[Data records for software interfaces]
########################################

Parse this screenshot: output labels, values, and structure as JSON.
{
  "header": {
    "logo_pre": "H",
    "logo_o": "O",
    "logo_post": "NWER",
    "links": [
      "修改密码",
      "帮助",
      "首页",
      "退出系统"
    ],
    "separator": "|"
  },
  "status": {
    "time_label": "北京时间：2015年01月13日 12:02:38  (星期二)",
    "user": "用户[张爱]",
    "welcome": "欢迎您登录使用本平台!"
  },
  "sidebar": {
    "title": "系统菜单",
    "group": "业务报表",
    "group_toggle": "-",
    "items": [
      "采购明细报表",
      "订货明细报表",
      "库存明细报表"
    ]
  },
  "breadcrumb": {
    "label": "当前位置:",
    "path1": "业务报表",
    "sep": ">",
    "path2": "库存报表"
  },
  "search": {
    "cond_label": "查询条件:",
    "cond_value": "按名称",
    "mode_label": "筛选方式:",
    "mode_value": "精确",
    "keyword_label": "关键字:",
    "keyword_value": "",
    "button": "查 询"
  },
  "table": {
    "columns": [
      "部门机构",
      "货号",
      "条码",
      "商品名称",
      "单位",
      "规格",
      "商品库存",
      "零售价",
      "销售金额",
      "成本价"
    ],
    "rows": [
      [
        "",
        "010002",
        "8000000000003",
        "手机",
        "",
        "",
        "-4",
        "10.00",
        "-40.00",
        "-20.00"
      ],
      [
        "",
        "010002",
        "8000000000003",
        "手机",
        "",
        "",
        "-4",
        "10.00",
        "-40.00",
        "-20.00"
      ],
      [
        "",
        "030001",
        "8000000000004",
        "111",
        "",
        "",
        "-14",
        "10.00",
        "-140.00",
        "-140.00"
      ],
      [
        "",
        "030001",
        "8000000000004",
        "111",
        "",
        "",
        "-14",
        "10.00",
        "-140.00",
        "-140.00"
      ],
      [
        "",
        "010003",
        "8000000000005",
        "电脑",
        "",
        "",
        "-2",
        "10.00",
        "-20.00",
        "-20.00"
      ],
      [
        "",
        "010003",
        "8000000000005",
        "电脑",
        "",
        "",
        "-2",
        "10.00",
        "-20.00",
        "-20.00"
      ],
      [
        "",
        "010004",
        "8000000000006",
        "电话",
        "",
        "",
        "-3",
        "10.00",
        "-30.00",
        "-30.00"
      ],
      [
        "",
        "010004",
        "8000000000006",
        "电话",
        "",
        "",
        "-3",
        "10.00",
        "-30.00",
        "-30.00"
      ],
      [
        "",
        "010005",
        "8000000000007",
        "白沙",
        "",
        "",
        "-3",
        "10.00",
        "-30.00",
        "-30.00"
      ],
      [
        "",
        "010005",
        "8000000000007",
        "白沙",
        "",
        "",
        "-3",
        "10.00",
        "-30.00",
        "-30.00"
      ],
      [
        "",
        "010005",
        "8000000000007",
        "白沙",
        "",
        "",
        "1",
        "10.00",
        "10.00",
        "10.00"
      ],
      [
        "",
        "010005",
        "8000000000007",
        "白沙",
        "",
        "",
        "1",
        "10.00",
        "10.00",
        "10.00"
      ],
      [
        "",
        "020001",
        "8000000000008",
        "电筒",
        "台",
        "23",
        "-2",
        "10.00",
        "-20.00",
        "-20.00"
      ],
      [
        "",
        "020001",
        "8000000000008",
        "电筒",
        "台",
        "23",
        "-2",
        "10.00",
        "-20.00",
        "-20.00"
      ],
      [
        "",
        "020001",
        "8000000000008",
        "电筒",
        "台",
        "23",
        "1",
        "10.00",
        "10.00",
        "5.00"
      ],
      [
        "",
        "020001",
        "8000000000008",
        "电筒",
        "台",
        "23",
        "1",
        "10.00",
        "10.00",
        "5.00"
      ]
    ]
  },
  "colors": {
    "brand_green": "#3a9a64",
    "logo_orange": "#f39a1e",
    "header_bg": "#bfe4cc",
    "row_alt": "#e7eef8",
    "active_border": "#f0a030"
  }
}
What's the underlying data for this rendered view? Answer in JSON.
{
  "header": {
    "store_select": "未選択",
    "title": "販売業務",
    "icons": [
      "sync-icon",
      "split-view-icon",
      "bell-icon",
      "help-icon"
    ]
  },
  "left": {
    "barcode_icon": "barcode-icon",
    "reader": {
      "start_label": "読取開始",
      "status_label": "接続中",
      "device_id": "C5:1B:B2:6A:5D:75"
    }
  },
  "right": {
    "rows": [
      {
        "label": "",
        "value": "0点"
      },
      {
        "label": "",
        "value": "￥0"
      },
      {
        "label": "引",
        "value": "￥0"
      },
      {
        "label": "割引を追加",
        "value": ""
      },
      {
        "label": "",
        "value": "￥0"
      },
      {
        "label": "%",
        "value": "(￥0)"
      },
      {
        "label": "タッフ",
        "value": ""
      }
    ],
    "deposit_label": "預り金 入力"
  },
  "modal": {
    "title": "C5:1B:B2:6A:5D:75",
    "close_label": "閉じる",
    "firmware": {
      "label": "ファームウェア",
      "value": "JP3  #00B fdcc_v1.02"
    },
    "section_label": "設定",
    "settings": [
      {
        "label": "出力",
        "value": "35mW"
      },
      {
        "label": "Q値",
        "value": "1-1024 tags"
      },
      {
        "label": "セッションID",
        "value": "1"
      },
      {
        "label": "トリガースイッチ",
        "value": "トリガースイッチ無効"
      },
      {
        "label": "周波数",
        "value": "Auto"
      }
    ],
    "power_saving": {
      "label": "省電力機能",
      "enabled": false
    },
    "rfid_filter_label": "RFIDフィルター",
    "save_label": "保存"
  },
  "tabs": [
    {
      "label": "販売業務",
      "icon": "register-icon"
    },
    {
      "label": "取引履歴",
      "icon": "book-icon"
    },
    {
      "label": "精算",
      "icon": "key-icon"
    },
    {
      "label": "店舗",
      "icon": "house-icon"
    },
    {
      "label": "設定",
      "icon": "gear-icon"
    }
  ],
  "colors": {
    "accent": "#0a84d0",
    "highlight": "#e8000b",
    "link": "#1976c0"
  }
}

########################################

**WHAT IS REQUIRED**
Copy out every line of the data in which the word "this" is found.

**ANSWER AREA**
Parse this screenshot: output labels, values, and structure as JSON.
What's the underlying data for this rendered view? Answer in JSON.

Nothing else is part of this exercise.